The word "subject" marks the lines to copy; find all of them in the entries below.

→ **Data to examine**:
......

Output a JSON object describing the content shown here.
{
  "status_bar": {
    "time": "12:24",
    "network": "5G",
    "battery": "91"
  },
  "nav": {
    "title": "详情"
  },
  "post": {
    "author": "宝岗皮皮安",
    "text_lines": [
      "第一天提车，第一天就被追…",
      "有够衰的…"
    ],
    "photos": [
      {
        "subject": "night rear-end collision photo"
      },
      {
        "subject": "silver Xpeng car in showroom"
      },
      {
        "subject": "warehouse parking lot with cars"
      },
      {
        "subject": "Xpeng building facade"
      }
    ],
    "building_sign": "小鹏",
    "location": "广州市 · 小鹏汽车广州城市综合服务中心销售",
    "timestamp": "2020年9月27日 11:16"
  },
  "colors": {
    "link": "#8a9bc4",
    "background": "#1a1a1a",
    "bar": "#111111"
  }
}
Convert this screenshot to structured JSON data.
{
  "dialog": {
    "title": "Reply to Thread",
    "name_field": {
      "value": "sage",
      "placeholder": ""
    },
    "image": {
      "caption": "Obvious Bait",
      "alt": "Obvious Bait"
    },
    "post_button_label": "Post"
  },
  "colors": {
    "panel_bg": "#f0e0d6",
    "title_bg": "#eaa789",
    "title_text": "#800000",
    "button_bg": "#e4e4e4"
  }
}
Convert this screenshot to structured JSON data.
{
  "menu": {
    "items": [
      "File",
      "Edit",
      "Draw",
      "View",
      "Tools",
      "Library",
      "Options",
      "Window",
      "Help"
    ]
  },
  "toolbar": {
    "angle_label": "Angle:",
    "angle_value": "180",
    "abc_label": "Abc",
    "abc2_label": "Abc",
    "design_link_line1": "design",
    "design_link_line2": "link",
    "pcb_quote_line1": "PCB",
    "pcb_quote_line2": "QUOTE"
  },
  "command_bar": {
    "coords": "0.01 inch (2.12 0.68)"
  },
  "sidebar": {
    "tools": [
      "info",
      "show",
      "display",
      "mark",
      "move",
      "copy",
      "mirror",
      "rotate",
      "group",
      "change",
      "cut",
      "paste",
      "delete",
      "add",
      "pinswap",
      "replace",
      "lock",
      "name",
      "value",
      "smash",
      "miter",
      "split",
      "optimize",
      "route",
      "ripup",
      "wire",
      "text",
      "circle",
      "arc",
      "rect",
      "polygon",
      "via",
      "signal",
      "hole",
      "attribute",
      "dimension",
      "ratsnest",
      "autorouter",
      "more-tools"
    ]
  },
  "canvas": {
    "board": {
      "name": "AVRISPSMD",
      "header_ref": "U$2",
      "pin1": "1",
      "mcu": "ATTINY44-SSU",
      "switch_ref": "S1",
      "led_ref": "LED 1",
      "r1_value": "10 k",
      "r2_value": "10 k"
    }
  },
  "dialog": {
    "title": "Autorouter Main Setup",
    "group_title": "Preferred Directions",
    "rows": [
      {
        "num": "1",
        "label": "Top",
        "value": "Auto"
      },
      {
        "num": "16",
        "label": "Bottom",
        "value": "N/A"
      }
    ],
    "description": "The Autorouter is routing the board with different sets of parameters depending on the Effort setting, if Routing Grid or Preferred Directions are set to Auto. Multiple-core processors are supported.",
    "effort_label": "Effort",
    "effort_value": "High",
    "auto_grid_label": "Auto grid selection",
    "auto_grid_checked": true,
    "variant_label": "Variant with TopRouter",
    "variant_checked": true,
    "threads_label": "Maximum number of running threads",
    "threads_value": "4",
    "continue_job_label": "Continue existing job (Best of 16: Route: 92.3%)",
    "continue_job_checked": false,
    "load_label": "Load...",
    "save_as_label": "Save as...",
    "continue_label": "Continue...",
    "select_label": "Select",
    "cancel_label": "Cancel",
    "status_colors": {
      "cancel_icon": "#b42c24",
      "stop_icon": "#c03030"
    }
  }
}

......

→ **Answer to this task**:
        "subject": "night rear-end collision photo"
        "subject": "silver Xpeng car in showroom"
        "subject": "warehouse parking lot with cars"
        "subject": "Xpeng building facade"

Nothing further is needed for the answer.